Okay you’re through all the intersections! Now onto the east side (the right side) of the Jordan Pond. Or, more importantly, the easy side.
There are a few rocky areas, but the trail is consistently flat and gravel. Just use caution around the stepping stones and small bridges where trickles of streams make their way down towards the shoreline.
Eventually you’ll make your way back towards the boat launch and the Jordan Pond House.
FAQs for Jordan Pond Path
Is the trail dog friendly? Acadia National Park is dog friendly as long as you keep them on a 6ft (or less) leash. Just be sure to keep your dog out of the water as Jordan Pond is a public water supply.
Where should you park? There are two lots you can park in. The Jordan Pond North lot (my preference) or the Jordan Pond House lot (which is very small). I prefer to park at the North lot which is just before the house. But are very popular and fill up very early.
Is there a trail map? Check out my trail map below!
Is there a fee? You’ll need a park pass to enter Acadia National Park.
Planning your trip to Acadia National Park & Bar Harbor?
Itineraries & Guides
- Ultimate Guide to Visiting Acadia National Park
- One Week in Bar Harbor Itinerary
- 5 Awesome Things to Do in Acadia National Park
- One Day in Acadia National Park
- The 5 Best Hikes in Acadia National Park
- The Best Lobster Pounds in Bar Harbor
- The Best Restaurants in Bar Harbor
- 20 Photos of Bar Harbor
- Bar Harbor in September
- Discover the Iron Rung Hikes in Acadia National park
- Jordan Pond Path
- Ocean Path
- Great Head Trail
- Bubble Rock Trail
- North Bubble Loop Trail
- Acadia Mountain
- Jordan Cliffs Trail
- Beech Cliff Trail
- Beehive Trail
- Gorham Mountain Loop Trail
- Precipice Trail
Other Things to Do in the National Park and in Bar Harbor:
- Biking the Carriage Roads
- Rock Climbing
- Sea Kayaking
- Bass Harbor Lighthouse for sunset
- Whale Watching Tour
- Walk to Bar Island
- Atlantic Brewery Tour
- Ghost Tour
Where to Stay:
On our first trip to Bar Harbor we stayed at the Holiday Inn Regency. It was a little outside of town but was on the Island Explorer bus route which was handy.
If you want to stay in one of the classic Bar Harbor inns though, you can’t beat the Bar Harbor Inn & Spa. This is literally in the heart of Bar Harbor.
When my whole family goes, we usually rent a house with VRBO or Airbnb. The extra space for 4 adults really comes in handy. There are several options in Bar Harbor and on Mount Desert Island.

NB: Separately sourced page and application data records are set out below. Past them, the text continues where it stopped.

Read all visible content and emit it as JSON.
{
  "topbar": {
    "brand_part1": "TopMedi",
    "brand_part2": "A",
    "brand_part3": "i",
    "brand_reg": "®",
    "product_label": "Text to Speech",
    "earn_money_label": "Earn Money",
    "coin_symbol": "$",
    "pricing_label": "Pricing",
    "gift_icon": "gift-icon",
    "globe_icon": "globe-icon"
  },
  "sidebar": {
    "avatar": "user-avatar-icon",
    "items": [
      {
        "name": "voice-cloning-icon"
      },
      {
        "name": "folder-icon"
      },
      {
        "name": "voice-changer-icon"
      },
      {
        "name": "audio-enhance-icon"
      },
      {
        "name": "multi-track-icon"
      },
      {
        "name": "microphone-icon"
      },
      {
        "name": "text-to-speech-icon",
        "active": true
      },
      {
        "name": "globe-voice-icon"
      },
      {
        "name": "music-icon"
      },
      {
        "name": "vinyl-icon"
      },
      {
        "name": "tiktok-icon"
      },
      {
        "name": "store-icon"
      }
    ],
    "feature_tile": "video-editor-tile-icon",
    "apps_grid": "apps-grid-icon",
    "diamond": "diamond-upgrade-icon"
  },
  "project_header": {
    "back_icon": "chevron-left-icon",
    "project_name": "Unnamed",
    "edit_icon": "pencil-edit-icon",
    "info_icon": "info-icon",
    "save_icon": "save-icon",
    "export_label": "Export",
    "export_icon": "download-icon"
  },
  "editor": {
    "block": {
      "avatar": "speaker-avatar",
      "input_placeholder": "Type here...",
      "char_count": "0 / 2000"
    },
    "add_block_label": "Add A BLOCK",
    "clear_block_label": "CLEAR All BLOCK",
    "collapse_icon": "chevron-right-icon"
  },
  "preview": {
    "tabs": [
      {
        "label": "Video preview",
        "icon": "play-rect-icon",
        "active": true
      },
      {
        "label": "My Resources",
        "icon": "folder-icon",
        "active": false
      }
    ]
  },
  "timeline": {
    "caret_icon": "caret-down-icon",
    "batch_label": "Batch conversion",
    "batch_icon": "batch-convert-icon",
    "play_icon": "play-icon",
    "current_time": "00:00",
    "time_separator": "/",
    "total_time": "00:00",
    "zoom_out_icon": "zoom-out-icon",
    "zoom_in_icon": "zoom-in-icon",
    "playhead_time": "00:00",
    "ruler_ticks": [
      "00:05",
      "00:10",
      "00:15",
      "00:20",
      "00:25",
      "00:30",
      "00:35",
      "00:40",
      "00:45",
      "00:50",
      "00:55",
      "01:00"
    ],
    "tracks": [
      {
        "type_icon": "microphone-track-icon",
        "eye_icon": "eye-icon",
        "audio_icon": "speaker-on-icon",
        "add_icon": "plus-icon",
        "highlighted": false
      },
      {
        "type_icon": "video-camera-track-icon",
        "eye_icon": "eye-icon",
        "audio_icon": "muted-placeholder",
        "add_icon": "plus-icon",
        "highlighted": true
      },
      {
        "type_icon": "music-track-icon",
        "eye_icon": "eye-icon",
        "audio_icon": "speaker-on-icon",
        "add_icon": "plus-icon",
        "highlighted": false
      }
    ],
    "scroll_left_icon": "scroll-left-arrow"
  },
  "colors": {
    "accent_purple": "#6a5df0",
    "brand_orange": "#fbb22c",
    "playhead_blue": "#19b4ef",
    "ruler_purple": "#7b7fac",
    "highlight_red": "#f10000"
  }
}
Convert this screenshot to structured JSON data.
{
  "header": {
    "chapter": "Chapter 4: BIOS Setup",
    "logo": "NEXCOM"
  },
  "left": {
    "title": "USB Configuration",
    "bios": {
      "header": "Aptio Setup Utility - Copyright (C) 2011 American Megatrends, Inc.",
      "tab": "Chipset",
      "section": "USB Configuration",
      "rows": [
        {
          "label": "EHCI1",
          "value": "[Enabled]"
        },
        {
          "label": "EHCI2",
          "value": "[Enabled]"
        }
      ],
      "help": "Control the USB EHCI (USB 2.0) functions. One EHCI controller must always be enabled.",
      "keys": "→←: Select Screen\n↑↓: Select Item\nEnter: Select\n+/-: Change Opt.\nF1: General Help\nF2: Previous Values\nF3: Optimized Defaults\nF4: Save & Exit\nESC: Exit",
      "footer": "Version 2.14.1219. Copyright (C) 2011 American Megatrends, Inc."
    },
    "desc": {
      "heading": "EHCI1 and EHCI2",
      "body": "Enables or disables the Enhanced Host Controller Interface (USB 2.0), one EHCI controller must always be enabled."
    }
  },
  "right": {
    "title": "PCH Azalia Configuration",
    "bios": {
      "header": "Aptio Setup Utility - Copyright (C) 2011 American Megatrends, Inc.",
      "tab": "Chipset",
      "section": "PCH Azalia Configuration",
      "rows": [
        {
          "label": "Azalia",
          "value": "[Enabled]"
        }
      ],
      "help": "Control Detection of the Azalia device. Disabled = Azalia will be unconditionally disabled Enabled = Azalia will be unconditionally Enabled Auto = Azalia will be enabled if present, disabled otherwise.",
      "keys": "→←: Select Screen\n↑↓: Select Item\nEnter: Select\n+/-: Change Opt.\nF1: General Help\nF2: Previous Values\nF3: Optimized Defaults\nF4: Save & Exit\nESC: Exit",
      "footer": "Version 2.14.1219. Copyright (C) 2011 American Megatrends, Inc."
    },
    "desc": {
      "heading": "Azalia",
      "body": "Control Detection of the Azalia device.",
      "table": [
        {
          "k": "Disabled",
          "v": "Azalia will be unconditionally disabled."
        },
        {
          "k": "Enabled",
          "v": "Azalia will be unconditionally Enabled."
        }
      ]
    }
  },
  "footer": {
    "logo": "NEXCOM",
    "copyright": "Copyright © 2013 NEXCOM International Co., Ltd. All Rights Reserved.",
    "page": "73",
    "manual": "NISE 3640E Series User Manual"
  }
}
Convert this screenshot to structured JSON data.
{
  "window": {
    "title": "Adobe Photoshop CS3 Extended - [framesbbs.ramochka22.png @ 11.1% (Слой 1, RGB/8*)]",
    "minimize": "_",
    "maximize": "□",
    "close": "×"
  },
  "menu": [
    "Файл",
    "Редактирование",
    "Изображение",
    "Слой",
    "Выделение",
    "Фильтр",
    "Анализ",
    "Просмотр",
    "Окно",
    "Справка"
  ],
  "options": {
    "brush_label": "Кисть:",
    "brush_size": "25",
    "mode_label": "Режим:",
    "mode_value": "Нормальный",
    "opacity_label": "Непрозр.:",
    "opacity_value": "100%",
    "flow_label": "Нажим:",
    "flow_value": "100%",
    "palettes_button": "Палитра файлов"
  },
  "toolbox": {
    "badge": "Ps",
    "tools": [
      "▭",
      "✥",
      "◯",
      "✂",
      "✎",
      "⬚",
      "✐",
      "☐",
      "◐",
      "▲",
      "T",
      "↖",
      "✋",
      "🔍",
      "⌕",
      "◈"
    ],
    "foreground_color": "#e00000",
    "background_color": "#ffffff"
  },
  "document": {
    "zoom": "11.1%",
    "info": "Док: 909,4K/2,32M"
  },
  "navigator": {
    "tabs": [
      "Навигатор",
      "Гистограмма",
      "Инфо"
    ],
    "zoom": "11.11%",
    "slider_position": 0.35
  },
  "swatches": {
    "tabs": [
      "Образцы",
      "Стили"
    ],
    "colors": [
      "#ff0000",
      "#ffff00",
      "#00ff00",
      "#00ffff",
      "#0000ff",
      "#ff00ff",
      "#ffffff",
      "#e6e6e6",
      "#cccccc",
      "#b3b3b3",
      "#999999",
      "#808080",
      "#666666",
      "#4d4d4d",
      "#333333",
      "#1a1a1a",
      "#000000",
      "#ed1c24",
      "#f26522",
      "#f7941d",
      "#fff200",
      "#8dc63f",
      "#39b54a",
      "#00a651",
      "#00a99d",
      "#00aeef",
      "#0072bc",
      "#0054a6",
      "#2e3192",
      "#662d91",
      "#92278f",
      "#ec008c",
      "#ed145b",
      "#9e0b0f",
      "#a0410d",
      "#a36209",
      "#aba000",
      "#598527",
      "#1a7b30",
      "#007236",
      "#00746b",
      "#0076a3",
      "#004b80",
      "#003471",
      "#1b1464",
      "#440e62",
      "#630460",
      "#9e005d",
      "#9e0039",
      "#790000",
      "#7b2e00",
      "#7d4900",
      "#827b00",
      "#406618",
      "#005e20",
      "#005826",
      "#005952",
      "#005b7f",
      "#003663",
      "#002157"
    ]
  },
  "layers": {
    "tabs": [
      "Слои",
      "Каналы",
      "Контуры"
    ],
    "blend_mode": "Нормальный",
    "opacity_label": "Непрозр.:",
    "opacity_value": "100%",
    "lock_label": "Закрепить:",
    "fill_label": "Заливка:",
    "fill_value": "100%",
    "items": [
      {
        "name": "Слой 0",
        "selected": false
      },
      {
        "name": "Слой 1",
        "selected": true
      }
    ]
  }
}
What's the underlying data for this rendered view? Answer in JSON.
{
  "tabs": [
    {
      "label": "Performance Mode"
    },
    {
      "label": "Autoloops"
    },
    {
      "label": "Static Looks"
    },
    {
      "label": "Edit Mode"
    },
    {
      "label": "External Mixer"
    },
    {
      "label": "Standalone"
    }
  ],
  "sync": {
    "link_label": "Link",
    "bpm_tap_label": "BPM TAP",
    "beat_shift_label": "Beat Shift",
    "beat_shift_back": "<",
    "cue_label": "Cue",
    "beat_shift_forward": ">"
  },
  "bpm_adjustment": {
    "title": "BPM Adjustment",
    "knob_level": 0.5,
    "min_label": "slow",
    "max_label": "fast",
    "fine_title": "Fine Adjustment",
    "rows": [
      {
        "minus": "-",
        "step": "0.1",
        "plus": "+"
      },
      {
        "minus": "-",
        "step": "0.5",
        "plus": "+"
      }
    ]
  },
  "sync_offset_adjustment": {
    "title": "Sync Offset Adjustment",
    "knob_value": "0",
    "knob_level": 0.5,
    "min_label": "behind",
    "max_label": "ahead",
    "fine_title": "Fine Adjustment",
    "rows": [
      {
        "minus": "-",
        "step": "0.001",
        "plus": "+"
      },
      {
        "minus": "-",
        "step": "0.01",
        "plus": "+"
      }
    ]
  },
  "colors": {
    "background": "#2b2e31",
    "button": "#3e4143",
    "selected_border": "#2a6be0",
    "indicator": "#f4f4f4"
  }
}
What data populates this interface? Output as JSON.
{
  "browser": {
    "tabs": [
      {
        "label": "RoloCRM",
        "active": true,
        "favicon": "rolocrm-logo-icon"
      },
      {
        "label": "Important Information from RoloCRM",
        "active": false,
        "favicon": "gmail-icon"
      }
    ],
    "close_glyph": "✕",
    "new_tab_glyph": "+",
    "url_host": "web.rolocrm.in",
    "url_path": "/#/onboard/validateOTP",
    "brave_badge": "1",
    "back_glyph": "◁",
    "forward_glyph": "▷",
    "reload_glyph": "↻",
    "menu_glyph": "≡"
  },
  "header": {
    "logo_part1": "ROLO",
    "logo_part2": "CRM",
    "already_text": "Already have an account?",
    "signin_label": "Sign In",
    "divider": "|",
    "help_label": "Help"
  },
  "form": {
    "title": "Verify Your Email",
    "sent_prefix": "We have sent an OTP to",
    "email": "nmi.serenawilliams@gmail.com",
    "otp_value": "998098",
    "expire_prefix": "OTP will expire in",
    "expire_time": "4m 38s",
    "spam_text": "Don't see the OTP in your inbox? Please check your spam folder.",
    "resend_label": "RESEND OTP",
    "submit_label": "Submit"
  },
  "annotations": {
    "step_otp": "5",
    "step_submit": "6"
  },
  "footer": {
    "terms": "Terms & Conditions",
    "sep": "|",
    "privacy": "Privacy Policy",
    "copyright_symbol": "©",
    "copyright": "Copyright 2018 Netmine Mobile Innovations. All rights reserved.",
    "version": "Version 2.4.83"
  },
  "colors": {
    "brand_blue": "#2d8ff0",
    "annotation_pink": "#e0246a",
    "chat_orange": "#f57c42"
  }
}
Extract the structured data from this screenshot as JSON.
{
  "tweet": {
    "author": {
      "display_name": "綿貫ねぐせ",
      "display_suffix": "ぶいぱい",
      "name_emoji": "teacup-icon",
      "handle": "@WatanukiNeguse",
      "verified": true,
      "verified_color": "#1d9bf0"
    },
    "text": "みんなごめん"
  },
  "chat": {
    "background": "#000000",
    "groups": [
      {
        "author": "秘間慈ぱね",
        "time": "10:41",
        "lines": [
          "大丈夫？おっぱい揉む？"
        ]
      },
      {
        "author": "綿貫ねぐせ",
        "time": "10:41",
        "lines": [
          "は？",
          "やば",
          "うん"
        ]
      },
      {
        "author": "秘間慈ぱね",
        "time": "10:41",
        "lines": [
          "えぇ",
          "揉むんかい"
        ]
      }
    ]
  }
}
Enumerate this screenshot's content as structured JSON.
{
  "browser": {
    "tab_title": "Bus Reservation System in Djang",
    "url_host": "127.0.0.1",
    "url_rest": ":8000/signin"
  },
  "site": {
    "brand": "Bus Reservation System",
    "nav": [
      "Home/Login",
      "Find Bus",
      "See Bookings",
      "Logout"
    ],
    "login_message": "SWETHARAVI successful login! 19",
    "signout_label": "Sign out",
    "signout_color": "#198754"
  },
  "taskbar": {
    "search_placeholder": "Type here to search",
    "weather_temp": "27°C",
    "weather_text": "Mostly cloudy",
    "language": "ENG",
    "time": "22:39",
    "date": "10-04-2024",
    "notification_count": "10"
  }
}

There’s also a few campgrounds in Acadia National Park as well if you’d like to stay in the park. Make sure to check the location of where they are.